Student representation on boards of trustees in Auckland secondary schools : a thesis presented in partial fulfilment of the requirements for the degree of Master of Educational Administration, Massey University, New Zealand
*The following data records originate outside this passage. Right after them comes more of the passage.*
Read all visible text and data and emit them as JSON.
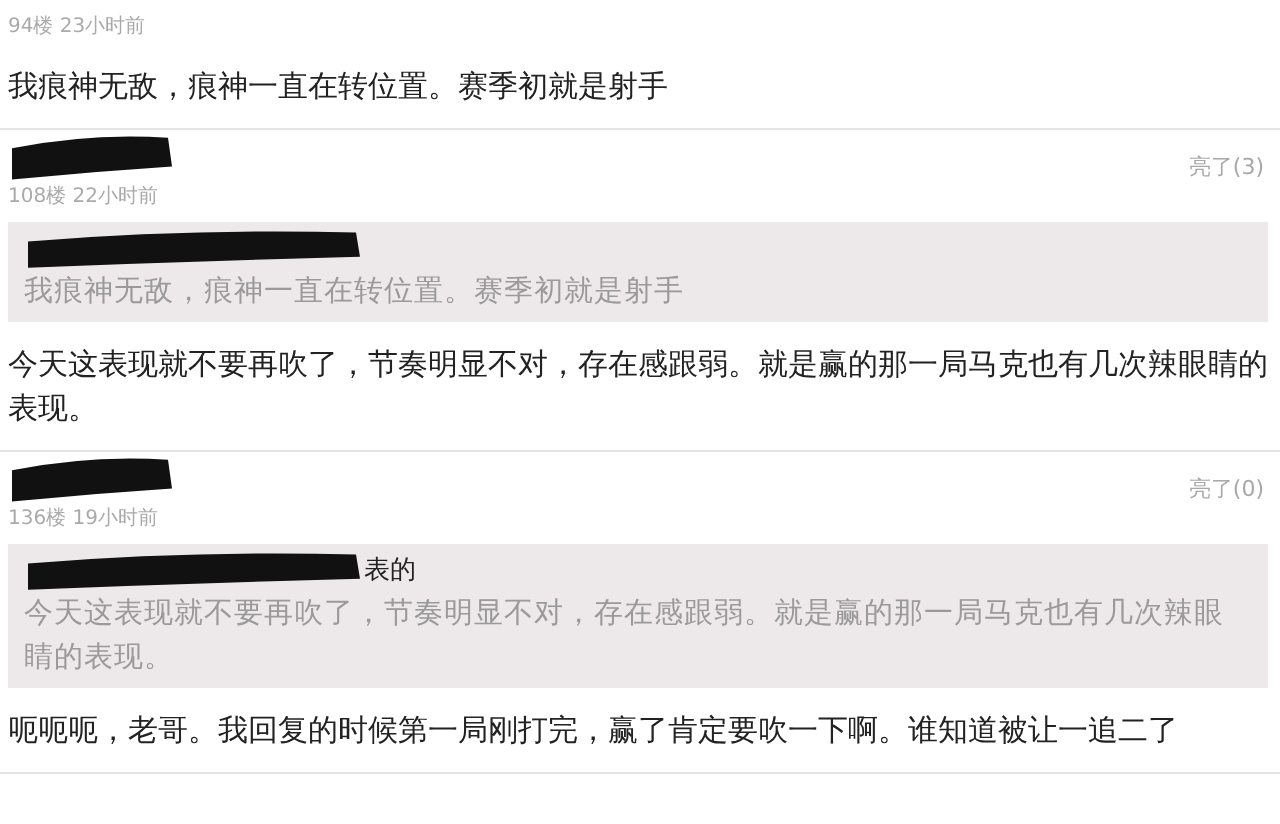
{
  "comments": [
    {
      "author_redacted": false,
      "meta": "94楼 23小时前",
      "body": "我痕神无敌，痕神一直在转位置。赛季初就是射手"
    },
    {
      "author_redacted": true,
      "likes": "亮了(3)",
      "meta": "108楼 22小时前",
      "quote": {
        "header_redacted": true,
        "text": "我痕神无敌，痕神一直在转位置。赛季初就是射手"
      },
      "body": "今天这表现就不要再吹了，节奏明显不对，存在感跟弱。就是赢的那一局马克也有几次辣眼睛的表现。"
    },
    {
      "author_redacted": true,
      "likes": "亮了(0)",
      "meta": "136楼 19小时前",
      "quote": {
        "header_redacted": true,
        "header": "表的",
        "text": "今天这表现就不要再吹了，节奏明显不对，存在感跟弱。就是赢的那一局马克也有几次辣眼睛的表现。"
      },
      "body": "呃呃呃，老哥。我回复的时候第一局刚打完，赢了肯定要吹一下啊。谁知道被让一追二了"
    }
  ]
}
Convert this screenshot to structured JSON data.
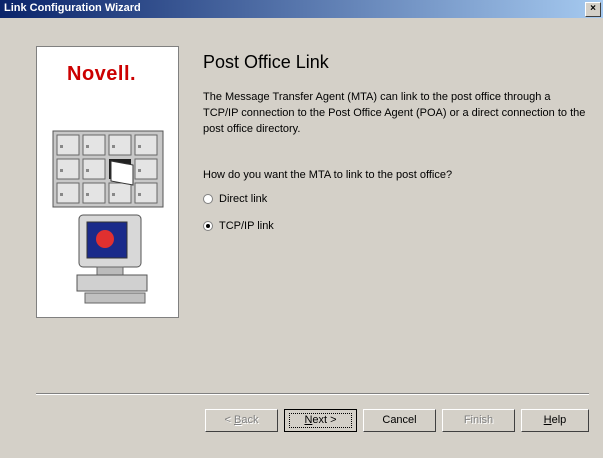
{
  "window": {
    "title": "Link Configuration Wizard",
    "close_glyph": "×"
  },
  "panel": {
    "logo_text": "Novell."
  },
  "content": {
    "heading": "Post Office Link",
    "description": "The Message Transfer Agent (MTA) can link to the post office through a TCP/IP connection to the Post Office Agent (POA) or a direct connection to the post office directory.",
    "question": "How do you want the MTA to link to the post office?",
    "options": [
      {
        "label": "Direct link",
        "selected": false
      },
      {
        "label": "TCP/IP link",
        "selected": true
      }
    ]
  },
  "buttons": {
    "back": {
      "prefix": "< ",
      "accel": "B",
      "rest": "ack",
      "enabled": false
    },
    "next": {
      "accel": "N",
      "rest": "ext >",
      "enabled": true
    },
    "cancel": {
      "label": "Cancel",
      "enabled": true
    },
    "finish": {
      "label": "Finish",
      "enabled": false
    },
    "help": {
      "accel": "H",
      "rest": "elp",
      "enabled": true
    }
  },
  "colors": {
    "titlebar_start": "#0a246a",
    "titlebar_end": "#a6caf0",
    "logo_red": "#cc0000",
    "face": "#d4d0c8"
  }
}
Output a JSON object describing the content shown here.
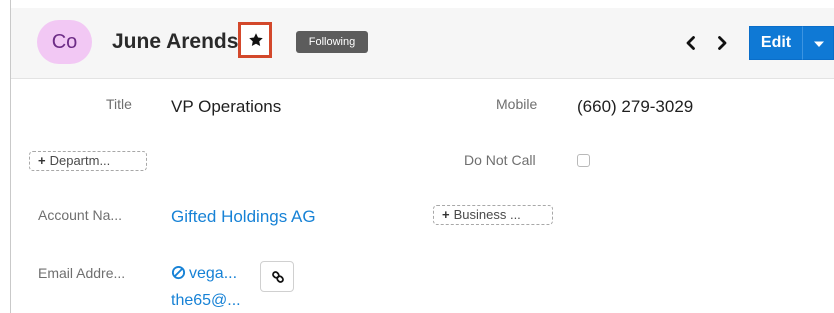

The topic of this thesis is the contribution and effectiveness of the student representatives on a small group of secondary school Boards of Trustees in a New Zealand city. The placing of a student on the governing body of New Zealand secondary schools was made law on October 1st 1989. This study, undertaken in 1991, the third year of participation, endeavoured to evaluate the working contribution of these representatives. Effectiveness was measured in relation to the expectations of the representatives themselves, their colleagues, and in the eyes of those they represent. The literature review established that participation by students in school decision-making is necessary and commendable but difficult to achieve successfully. The New Zealand structure is unique; yet it is of a similar non-proportional, consultative nature to that in other countries and it was suspected that this model would suffer from the same difficulties as those overseas. These difficulties might include role definition, difficulties in communication and consultation, inadequacy of training for their role and objections to the presence of students on the boards. A variety of methods was employed. The primary method used questionnaires administered to 16 newly appointed student representatives at schools in the Auckland area as a wide focus. Questions covered the areas of expectations, role, training, communication channels and limitations on student representatives' contribution to their boards. The narrow focus observed the student representatives in the public aspect of their role at four large Auckland schools. Opinions of the students' effectiveness and contribution were also sought from their fellow board members and the student body being represented at each school. This was done by questionnaire and attitude scale respectively. The two pronged investigation of wide and narrow focus sampling in the overall design provided the triangulation necessary to confirm the findings. Major Findings The study established that the role of the student representative is unclear to both themselves and those they represent. The role is also limited (illegally) by their fellow board members who place restrictions, "common sense" though they may be, on the contributions of the students, and often without the students themselves realising that their role has been restricted in this way. The student role tends to be more one of observer than participant. As suspected, effective representation by consultation is difficult to achieve. There was a strong feeling that the students should have a voice on the board but communication channels were difficult to establish and maintain and the student voice was seldom heard at board meetings. Few student representatives reported receiving any training for their role. This must, in turn, reduce the effectiveness of the student voice. Opposition to the presence of students on the boards was not obvious but methods were employed to restrict the participation of the students in sensitive areas - such as staff or student discipline - despite such restrictions being illegal and in contravention of democratic and participatory rights. The inclusion of a student representative on secondary school Boards of Trustee has proved popular with the student body. However the lack of training, and the covert opposition to such students severely limits their effectiveness. It is to be hoped that the recent law change, making their inclusion optional, will not see the complete demise of their contribution.